══ Recorded data
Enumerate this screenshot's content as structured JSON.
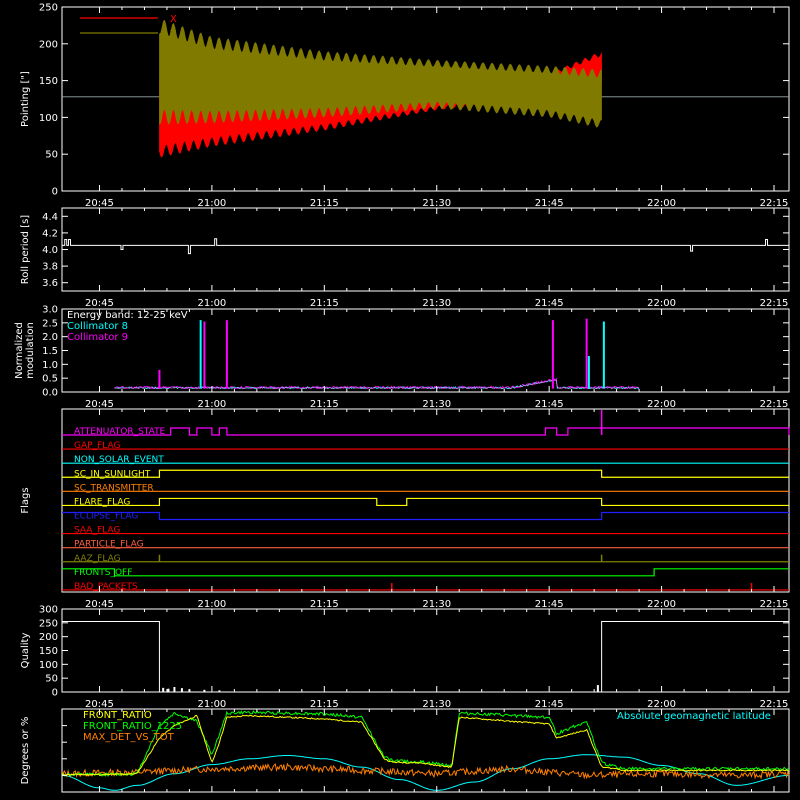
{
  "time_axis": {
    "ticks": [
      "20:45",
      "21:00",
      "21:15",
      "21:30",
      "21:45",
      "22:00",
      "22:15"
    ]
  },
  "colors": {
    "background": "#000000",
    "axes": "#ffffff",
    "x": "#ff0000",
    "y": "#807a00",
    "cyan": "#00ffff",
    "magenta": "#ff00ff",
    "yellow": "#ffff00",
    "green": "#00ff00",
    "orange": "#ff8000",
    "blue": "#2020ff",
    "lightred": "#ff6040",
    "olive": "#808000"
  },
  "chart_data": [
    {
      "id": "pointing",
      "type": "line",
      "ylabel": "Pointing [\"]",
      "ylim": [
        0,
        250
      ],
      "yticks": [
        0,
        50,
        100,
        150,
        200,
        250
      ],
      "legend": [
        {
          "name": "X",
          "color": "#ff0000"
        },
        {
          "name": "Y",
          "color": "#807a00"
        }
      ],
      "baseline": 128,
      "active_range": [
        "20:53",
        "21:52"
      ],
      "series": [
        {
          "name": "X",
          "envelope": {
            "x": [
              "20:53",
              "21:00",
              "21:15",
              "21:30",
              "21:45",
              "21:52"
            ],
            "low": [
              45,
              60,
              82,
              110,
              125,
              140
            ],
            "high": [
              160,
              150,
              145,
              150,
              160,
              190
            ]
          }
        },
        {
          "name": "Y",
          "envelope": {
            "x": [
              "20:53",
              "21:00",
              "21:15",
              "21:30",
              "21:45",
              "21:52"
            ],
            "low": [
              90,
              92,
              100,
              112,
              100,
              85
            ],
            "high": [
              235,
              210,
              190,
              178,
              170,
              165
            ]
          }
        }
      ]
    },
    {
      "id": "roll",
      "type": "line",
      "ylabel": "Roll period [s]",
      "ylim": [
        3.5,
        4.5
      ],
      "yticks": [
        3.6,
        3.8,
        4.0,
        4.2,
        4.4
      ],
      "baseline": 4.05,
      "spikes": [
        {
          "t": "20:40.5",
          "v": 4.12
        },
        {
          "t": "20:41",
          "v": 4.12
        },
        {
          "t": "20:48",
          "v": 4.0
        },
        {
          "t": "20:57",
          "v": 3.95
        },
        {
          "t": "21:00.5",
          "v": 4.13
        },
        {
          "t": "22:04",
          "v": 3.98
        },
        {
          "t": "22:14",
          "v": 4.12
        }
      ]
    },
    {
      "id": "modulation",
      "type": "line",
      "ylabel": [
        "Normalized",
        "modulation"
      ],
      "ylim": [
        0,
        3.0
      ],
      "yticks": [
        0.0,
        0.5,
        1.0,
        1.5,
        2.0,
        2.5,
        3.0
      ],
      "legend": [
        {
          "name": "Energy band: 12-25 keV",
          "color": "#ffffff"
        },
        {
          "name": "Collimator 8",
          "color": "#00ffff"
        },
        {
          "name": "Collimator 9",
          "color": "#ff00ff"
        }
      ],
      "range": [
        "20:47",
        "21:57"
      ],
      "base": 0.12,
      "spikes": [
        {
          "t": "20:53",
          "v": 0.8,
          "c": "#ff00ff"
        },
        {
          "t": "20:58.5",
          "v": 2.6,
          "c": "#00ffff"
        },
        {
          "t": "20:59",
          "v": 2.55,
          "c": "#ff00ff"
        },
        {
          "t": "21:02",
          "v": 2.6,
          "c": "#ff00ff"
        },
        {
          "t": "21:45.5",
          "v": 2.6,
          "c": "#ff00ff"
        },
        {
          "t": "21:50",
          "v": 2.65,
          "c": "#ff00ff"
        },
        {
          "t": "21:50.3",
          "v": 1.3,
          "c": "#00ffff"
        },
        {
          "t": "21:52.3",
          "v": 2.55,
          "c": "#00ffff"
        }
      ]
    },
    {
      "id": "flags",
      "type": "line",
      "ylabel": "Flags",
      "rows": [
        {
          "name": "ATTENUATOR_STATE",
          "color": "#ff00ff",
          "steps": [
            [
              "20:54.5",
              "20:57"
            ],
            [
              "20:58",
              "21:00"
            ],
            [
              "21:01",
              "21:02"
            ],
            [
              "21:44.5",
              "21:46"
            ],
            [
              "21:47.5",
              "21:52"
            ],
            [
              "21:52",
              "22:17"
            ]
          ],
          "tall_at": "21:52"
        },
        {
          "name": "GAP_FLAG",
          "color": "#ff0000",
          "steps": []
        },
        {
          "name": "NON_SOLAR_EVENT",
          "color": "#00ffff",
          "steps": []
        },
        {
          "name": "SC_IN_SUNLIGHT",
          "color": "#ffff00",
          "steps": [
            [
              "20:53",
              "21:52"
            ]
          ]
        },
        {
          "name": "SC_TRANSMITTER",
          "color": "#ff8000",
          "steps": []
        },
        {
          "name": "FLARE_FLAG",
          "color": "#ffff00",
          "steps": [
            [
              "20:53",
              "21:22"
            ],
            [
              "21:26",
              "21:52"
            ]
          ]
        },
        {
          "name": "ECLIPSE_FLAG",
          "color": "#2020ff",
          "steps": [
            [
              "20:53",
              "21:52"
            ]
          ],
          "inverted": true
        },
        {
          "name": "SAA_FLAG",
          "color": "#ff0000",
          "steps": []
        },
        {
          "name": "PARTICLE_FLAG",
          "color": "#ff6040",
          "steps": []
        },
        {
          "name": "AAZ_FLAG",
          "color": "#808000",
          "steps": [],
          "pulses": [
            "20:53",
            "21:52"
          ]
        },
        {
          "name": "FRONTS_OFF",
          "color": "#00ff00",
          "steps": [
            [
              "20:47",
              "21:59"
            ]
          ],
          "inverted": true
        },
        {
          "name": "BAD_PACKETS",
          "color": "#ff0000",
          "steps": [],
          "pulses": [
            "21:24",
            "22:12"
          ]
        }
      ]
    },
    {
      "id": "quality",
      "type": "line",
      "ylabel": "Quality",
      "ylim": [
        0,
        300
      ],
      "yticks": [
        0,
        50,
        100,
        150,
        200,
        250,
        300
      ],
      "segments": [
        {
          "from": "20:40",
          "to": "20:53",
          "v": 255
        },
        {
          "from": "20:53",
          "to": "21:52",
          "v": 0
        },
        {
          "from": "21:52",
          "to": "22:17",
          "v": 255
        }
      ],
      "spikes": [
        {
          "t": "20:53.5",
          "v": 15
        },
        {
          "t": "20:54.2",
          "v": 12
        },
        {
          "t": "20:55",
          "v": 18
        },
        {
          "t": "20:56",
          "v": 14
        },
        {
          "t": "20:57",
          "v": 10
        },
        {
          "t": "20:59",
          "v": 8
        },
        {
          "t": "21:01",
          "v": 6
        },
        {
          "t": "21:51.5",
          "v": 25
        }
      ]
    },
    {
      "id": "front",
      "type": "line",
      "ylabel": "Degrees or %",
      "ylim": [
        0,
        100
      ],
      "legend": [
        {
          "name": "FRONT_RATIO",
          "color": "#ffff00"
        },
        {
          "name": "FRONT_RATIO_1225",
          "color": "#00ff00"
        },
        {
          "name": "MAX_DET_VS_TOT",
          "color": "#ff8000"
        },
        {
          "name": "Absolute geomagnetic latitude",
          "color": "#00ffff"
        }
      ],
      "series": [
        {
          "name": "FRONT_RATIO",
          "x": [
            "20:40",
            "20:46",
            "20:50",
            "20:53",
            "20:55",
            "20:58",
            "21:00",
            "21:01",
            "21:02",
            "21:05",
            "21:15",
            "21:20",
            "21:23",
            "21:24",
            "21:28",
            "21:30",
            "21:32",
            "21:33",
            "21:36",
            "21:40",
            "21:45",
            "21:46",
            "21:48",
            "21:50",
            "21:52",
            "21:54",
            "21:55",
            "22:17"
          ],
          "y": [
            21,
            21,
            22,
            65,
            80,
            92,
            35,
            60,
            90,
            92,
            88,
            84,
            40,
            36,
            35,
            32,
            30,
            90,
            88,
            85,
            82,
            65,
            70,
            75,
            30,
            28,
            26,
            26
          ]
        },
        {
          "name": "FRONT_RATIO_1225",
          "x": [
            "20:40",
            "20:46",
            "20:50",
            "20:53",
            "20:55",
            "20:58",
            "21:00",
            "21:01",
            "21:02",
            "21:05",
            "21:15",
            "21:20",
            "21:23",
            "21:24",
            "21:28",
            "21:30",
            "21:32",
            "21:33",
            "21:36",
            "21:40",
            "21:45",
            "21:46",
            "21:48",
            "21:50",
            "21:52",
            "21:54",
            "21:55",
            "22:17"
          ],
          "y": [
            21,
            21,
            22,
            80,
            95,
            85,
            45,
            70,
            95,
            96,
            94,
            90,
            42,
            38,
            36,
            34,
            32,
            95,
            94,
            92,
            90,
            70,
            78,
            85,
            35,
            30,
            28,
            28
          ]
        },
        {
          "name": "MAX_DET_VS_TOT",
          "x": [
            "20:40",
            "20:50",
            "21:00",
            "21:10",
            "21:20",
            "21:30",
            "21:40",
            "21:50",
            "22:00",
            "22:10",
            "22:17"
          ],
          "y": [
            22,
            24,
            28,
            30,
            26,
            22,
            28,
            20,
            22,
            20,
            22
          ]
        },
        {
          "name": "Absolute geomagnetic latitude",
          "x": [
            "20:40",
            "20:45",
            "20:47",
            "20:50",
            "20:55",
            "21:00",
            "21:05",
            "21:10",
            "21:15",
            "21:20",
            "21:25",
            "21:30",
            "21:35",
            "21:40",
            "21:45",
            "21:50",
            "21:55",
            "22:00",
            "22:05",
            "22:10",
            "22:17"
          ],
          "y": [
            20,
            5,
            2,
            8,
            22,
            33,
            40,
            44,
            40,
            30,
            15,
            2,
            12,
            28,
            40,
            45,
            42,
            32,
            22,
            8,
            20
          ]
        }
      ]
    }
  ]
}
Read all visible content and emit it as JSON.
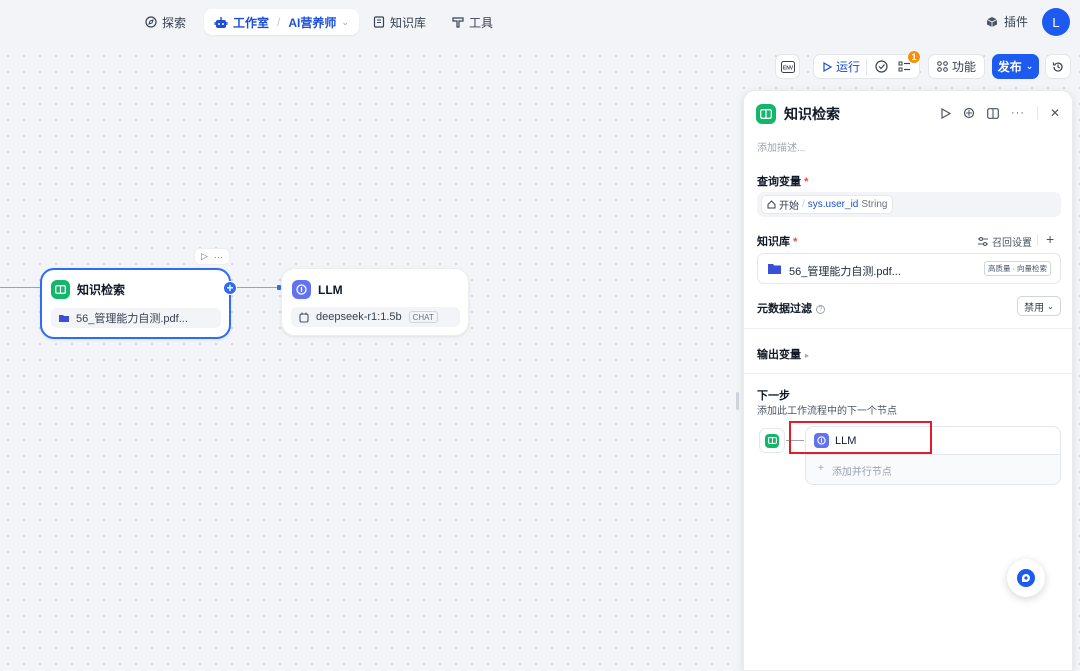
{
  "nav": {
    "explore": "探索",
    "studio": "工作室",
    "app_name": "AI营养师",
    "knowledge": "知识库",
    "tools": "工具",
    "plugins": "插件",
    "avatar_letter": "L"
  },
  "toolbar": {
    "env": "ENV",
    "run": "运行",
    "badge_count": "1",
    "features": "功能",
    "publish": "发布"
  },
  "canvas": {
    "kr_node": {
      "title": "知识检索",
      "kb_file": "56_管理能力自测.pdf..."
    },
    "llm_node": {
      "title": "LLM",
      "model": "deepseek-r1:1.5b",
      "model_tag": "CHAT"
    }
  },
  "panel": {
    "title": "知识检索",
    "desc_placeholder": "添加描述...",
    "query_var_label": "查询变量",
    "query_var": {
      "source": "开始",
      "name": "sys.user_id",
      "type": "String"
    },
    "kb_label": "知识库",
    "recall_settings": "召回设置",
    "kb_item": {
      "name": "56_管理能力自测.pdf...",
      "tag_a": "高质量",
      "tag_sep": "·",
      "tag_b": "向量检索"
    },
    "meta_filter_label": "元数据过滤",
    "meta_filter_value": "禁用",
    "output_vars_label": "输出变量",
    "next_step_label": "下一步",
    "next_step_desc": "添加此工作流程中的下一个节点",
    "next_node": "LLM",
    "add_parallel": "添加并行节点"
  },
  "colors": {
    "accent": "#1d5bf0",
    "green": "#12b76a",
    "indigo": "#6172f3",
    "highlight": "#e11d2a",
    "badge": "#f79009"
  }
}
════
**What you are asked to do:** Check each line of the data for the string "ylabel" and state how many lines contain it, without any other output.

**Task solution:** 6